[Dataset records]

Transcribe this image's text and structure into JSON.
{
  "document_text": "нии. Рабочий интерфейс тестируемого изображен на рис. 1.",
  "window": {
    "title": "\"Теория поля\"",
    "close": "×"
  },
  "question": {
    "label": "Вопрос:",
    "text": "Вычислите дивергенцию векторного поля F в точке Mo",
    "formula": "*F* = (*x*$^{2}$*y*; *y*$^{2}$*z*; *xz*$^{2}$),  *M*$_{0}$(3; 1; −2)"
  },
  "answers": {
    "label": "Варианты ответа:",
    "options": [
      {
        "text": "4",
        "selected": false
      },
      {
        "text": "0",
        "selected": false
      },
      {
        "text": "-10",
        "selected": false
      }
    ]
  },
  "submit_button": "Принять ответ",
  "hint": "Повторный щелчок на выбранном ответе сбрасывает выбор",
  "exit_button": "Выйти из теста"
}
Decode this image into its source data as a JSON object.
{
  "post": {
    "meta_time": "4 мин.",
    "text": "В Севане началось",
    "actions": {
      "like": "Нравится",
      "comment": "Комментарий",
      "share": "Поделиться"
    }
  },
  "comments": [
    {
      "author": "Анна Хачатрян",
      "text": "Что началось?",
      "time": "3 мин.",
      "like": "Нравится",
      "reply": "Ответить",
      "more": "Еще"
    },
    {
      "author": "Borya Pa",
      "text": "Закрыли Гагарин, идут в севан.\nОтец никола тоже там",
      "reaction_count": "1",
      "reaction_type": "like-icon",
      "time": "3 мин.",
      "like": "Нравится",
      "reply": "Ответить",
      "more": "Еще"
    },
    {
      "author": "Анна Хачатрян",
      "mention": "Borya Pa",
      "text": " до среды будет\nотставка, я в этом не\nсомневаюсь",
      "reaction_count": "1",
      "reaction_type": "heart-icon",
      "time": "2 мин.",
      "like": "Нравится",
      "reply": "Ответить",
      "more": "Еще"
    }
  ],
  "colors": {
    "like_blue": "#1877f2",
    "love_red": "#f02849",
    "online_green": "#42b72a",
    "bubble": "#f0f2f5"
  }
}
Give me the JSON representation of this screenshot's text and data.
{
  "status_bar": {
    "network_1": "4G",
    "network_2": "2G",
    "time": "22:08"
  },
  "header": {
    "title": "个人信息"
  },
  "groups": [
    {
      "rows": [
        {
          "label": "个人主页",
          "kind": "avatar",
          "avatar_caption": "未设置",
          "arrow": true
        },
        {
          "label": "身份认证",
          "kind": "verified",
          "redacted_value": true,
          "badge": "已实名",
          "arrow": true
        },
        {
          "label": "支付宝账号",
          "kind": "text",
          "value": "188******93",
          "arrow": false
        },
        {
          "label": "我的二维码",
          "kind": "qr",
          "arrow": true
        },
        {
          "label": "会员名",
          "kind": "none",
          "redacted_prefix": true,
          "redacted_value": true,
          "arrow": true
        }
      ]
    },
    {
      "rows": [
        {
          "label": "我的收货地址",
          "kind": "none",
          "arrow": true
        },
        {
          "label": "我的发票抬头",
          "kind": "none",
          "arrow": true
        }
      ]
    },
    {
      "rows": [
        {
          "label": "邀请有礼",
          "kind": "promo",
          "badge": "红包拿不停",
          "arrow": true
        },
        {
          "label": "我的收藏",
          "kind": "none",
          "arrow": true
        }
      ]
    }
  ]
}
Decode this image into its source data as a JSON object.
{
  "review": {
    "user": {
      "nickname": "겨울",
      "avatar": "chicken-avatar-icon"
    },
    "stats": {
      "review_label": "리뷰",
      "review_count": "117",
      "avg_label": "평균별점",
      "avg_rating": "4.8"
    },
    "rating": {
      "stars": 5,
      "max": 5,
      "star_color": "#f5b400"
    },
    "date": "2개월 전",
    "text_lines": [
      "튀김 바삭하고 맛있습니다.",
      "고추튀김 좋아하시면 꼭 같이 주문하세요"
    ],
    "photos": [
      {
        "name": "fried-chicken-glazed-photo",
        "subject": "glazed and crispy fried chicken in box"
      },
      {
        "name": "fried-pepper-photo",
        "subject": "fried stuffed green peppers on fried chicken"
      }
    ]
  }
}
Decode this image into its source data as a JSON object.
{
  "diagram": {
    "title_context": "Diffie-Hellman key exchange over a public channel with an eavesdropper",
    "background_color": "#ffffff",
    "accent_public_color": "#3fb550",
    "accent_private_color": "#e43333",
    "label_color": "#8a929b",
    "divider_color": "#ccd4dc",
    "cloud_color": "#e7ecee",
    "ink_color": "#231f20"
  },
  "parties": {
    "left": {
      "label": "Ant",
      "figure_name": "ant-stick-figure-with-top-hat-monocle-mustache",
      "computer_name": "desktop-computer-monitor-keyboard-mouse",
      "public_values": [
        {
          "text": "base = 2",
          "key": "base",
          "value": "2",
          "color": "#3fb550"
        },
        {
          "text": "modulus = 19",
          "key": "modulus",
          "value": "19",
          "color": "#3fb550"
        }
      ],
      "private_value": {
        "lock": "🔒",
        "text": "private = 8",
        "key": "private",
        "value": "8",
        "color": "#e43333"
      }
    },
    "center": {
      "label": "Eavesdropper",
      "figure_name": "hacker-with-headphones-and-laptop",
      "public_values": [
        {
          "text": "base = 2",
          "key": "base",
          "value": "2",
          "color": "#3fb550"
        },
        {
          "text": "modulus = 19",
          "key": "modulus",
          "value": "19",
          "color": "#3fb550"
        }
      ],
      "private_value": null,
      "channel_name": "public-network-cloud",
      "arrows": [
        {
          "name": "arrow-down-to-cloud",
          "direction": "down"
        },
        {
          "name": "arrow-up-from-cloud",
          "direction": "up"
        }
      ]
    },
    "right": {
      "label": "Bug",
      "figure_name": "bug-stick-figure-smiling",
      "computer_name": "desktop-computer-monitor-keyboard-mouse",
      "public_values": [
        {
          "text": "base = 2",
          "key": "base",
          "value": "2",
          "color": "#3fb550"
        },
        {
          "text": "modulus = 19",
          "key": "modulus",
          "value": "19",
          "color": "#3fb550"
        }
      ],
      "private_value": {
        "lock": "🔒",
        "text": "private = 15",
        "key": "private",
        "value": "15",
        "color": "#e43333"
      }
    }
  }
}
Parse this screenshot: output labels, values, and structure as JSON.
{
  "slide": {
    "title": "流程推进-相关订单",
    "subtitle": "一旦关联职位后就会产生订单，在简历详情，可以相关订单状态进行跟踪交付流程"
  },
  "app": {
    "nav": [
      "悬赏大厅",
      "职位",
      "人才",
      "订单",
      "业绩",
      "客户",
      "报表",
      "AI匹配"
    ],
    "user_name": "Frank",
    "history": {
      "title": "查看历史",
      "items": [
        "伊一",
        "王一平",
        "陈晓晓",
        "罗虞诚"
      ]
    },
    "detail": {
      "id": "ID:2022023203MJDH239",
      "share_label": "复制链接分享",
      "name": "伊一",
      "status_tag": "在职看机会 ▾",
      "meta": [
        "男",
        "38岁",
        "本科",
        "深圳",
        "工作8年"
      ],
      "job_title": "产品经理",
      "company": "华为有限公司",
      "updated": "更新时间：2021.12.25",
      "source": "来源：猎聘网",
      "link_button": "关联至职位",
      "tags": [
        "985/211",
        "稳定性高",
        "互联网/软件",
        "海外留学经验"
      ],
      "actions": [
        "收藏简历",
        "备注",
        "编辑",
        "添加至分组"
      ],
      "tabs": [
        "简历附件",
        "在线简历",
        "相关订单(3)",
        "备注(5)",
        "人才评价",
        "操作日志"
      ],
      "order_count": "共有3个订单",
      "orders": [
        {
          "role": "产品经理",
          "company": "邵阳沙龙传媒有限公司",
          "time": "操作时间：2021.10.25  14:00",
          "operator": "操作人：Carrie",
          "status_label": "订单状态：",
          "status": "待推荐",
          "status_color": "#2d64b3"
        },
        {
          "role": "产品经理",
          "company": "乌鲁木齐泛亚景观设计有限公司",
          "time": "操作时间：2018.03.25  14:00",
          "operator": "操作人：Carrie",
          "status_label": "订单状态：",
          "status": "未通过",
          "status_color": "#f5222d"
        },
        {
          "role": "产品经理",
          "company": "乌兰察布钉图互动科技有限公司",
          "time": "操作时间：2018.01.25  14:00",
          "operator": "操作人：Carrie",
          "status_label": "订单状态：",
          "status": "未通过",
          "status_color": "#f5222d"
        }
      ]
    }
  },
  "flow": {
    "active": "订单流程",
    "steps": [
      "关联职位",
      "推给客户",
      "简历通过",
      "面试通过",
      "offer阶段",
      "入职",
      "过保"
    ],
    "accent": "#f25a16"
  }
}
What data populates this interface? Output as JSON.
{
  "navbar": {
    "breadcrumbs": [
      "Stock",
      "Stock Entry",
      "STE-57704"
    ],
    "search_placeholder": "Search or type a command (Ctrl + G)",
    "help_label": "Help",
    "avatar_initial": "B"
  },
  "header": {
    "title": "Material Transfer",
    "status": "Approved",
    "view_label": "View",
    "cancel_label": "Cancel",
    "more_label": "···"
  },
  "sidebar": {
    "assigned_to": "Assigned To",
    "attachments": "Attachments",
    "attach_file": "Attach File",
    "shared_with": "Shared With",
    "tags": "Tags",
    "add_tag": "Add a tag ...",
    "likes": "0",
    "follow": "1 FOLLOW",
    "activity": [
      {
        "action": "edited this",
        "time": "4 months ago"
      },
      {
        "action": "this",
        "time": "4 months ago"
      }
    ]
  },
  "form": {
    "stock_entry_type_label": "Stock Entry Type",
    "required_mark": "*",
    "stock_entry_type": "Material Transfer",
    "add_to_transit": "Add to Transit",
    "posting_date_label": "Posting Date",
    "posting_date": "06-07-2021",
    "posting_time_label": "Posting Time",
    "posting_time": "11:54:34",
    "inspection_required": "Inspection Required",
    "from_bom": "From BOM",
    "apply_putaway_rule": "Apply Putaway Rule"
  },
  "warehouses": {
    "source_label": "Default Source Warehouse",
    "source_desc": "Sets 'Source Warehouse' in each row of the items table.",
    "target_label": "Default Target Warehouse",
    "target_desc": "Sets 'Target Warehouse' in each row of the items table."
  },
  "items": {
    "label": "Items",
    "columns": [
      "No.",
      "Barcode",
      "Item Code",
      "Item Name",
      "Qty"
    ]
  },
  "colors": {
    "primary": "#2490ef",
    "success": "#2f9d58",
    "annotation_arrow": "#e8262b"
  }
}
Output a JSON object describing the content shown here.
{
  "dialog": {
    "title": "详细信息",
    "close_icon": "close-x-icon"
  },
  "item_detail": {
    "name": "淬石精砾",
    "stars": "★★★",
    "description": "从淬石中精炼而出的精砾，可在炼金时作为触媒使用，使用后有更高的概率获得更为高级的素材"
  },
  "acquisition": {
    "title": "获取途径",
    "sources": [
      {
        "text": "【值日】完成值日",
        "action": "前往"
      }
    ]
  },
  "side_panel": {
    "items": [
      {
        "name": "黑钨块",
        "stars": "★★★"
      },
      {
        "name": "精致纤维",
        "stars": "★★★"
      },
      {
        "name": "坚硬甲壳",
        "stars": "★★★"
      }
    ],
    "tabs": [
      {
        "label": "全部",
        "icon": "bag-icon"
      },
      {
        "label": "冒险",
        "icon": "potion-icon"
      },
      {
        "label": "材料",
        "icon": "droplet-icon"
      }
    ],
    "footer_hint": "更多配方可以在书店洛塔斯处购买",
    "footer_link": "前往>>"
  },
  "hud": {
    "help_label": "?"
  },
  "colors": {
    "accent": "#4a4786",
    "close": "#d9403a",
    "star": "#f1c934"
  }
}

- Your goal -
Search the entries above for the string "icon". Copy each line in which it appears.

- Written answer -
      "reaction_type": "like-icon",
      "reaction_type": "heart-icon",
      "avatar": "chicken-avatar-icon"
    "close_icon": "close-x-icon"
        "icon": "bag-icon"
        "icon": "potion-icon"
        "icon": "droplet-icon"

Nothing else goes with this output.